Probing Question: What is Net neutrality?
"Internet Freedom, under attack. What do we do? Stand up, talk back," shouted a group calling themselves the Raging Grannies, outside the Dinkelspiel Auditorium at Stanford University. Inside, the Federal Communications Commission prepared to hold a public hearing on broadband network management practices, a topic most people might not expect to draw protesters.
At the heart of the Grannies' complaint is the issue of "Net neutrality." Google and Microsoft, among others, favor it; telecommunications firms such as Comcast and Verizon tend to oppose it. Damian Kulash Jr., lead singer of Internet-phenom rock band OK Go, even penned a New York Times op-ed championing the cause. But what, exactly, is "Net neutrality?"
"The question you asked, while it sounds really simple, has perplexed people for a couple of years," said Jeff Kuhns, associate vice provost for information technology at Penn State. Kuhns explained that when customers purchase Internet or cellular phone service, they pay for access to that network — think of Verizon Wireless's "It's the network" slogan. For the proponents of Net neutrality, once customers have paid for network access, they should be able to use the network however they see fit (within the law). "Net neutrality is about nondiscrimination," said Kuhns. "It really is about allowing people to connect to any legal site they want using any legal equipment they want, and not being hampered by their network provider."
How might a network provider such as Comcast or Verizon hinder access? "In its worst form," Kuhns explained, "it could involve you being denied access to a particular site. It could have you redirected to some other site. Or it could simply involve providing a lesser degree of connection for some sites than you would otherwise expect to have." Kuhns offered a recent example involving cable giant Comcast. An investigation by the Associated Press revealed that Comcast had intentionally slowed network access for users of BitTorrent, a peer-to-peer protocol often used for distributing large audio and video files.
That example caught the public's attention, Kuhns said. "When this really started to become an issue a couple of years ago," he noted, "most of the regulators didn't want to talk about it because they said there were no examples of companies violating Net neutrality principles." Since then, however, network providers such as AT&T, Comcast and Verizon have repeatedly used their control of telecommunications channels by preventing public access to specific material online, he added. Examples include censoring political speech from an online Pearl Jam concert, refusing text-messaging access to pro-choice group NARAL and blocking network access to competitors.

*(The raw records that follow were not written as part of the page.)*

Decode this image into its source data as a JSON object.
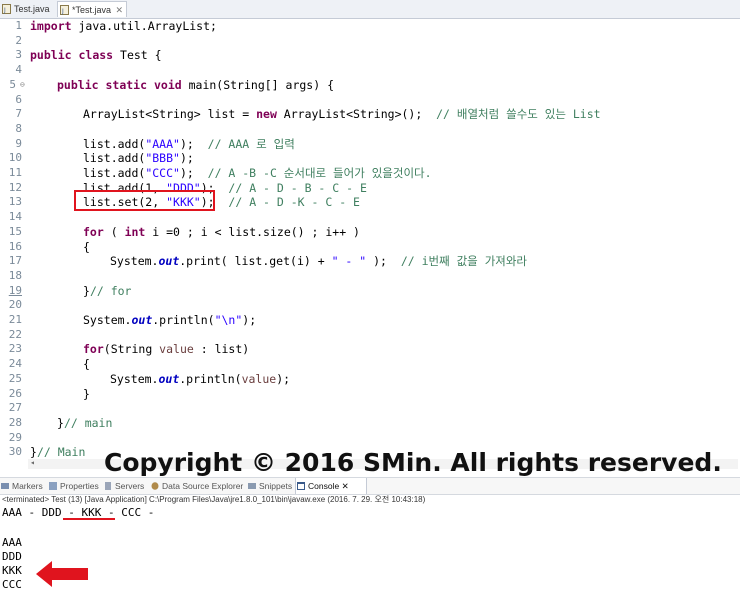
{
  "tabs": [
    {
      "label": "Test.java",
      "active": false
    },
    {
      "label": "*Test.java",
      "active": true,
      "close": "✕"
    }
  ],
  "editor": {
    "lines": [
      {
        "n": "1"
      },
      {
        "n": "2"
      },
      {
        "n": "3"
      },
      {
        "n": "4"
      },
      {
        "n": "5"
      },
      {
        "n": "6"
      },
      {
        "n": "7"
      },
      {
        "n": "8"
      },
      {
        "n": "9"
      },
      {
        "n": "10"
      },
      {
        "n": "11"
      },
      {
        "n": "12"
      },
      {
        "n": "13"
      },
      {
        "n": "14"
      },
      {
        "n": "15"
      },
      {
        "n": "16"
      },
      {
        "n": "17"
      },
      {
        "n": "18"
      },
      {
        "n": "19"
      },
      {
        "n": "20"
      },
      {
        "n": "21"
      },
      {
        "n": "22"
      },
      {
        "n": "23"
      },
      {
        "n": "24"
      },
      {
        "n": "25"
      },
      {
        "n": "26"
      },
      {
        "n": "27"
      },
      {
        "n": "28"
      },
      {
        "n": "29"
      },
      {
        "n": "30"
      }
    ],
    "code": {
      "l1_kw": "import",
      "l1_rest": " java.util.ArrayList;",
      "l3_kw1": "public",
      "l3_kw2": "class",
      "l3_rest": " Test {",
      "l5_kw1": "public",
      "l5_kw2": "static",
      "l5_kw3": "void",
      "l5_rest": " main(String[] args) {",
      "l7_a": "ArrayList<String> list = ",
      "l7_kw": "new",
      "l7_b": " ArrayList<String>();  ",
      "l7_cm": "// 배열처럼 쓸수도 있는 List",
      "l9_a": "list.add(",
      "l9_s": "\"AAA\"",
      "l9_b": ");  ",
      "l9_cm": "// AAA 로 입력",
      "l10_a": "list.add(",
      "l10_s": "\"BBB\"",
      "l10_b": ");",
      "l11_a": "list.add(",
      "l11_s": "\"CCC\"",
      "l11_b": ");  ",
      "l11_cm": "// A -B -C 순서대로 들어가 있을것이다.",
      "l12_a": "list.add(1, ",
      "l12_s": "\"DDD\"",
      "l12_b": ");  ",
      "l12_cm": "// A - D - B - C - E",
      "l13_a": "list.set(2, ",
      "l13_s": "\"KKK\"",
      "l13_b": ");  ",
      "l13_cm": "// A - D -K - C - E",
      "l15_kw1": "for",
      "l15_a": " ( ",
      "l15_kw2": "int",
      "l15_b": " i =0 ; i < list.size() ; i++ )",
      "l16": "{",
      "l17_a": "System.",
      "l17_f": "out",
      "l17_b": ".print( list.get(i) + ",
      "l17_s": "\" - \"",
      "l17_c": " );  ",
      "l17_cm": "// i번째 값을 가져와라",
      "l19_a": "}",
      "l19_cm": "// for",
      "l21_a": "System.",
      "l21_f": "out",
      "l21_b": ".println(",
      "l21_s": "\"\\n\"",
      "l21_c": ");",
      "l23_kw": "for",
      "l23_a": "(String ",
      "l23_v": "value",
      "l23_b": " : list)",
      "l24": "{",
      "l25_a": "System.",
      "l25_f": "out",
      "l25_b": ".println(",
      "l25_v": "value",
      "l25_c": ");",
      "l26": "}",
      "l28_a": "}",
      "l28_cm": "// main",
      "l30_a": "}",
      "l30_cm": "// Main"
    }
  },
  "watermark": "Copyright © 2016 SMin. All rights reserved.",
  "views": [
    {
      "label": "Markers",
      "active": false,
      "color": "#7a8fb0"
    },
    {
      "label": "Properties",
      "active": false,
      "color": "#8aa0c0"
    },
    {
      "label": "Servers",
      "active": false,
      "color": "#9aa5b8"
    },
    {
      "label": "Data Source Explorer",
      "active": false,
      "color": "#b08a4a"
    },
    {
      "label": "Snippets",
      "active": false,
      "color": "#8a9ab0"
    },
    {
      "label": "Console",
      "active": true,
      "color": "#3a5a8a",
      "close": "✕"
    }
  ],
  "console": {
    "header": "<terminated> Test (13) [Java Application] C:\\Program Files\\Java\\jre1.8.0_101\\bin\\javaw.exe (2016. 7. 29. 오전 10:43:18)",
    "output": [
      "AAA - DDD - KKK - CCC - ",
      "",
      "",
      "AAA",
      "DDD",
      "KKK",
      "CCC"
    ]
  },
  "colors": {
    "highlight": "#e0141e"
  }
}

Comcast and other providers claim that they need to manage limited network resources in order to maintain quality of service for all users. Kuhns, though, sees better ways to preserve the quality of online experience. Rather than restrict particular uses of the network for everyone, Kuhns explained, Penn State regulates speeds for heavy users. With this per–user philosophy of network management, Kuhns explained, "It doesn't matter what you're doing on the network: If you exceed certain limits, then your network access is throttled back." The network remains neutral, valuing equally all the data traveling across it, but certain users receive only limited access.
Congress and regulators have once again taken up the issue. A telecommunications bill recently passed by the U.S. House of Representatives included no guarantee of Net neutrality, but supporters hope that a similar bill in the Senate will provide one.
For Kuhns, who's testified before the U.S. Senate Committee on the Judiciary, only regulation can guarantee Net neutrality. Because of a lack of broadband competition in America, he said, companies have little monetary incentive to maintain neutrality. He's also a member of Educause, a nonprofit association focusing on the role of information technology in higher education. Yet as more and more of peoples' lives move online, Kuhns explained, Net neutrality will become a more pressing concern.
Without a guarantee that providers will preserve neutral networks, Kuhns said, "I think what many people worry about, though the tide may be turning here, is that we'd see a particular application or a particular legal use of a network denied under the banner of 'network management' when really it's a form of network censorship."
Source: By Jesse Hicks, Research Penn State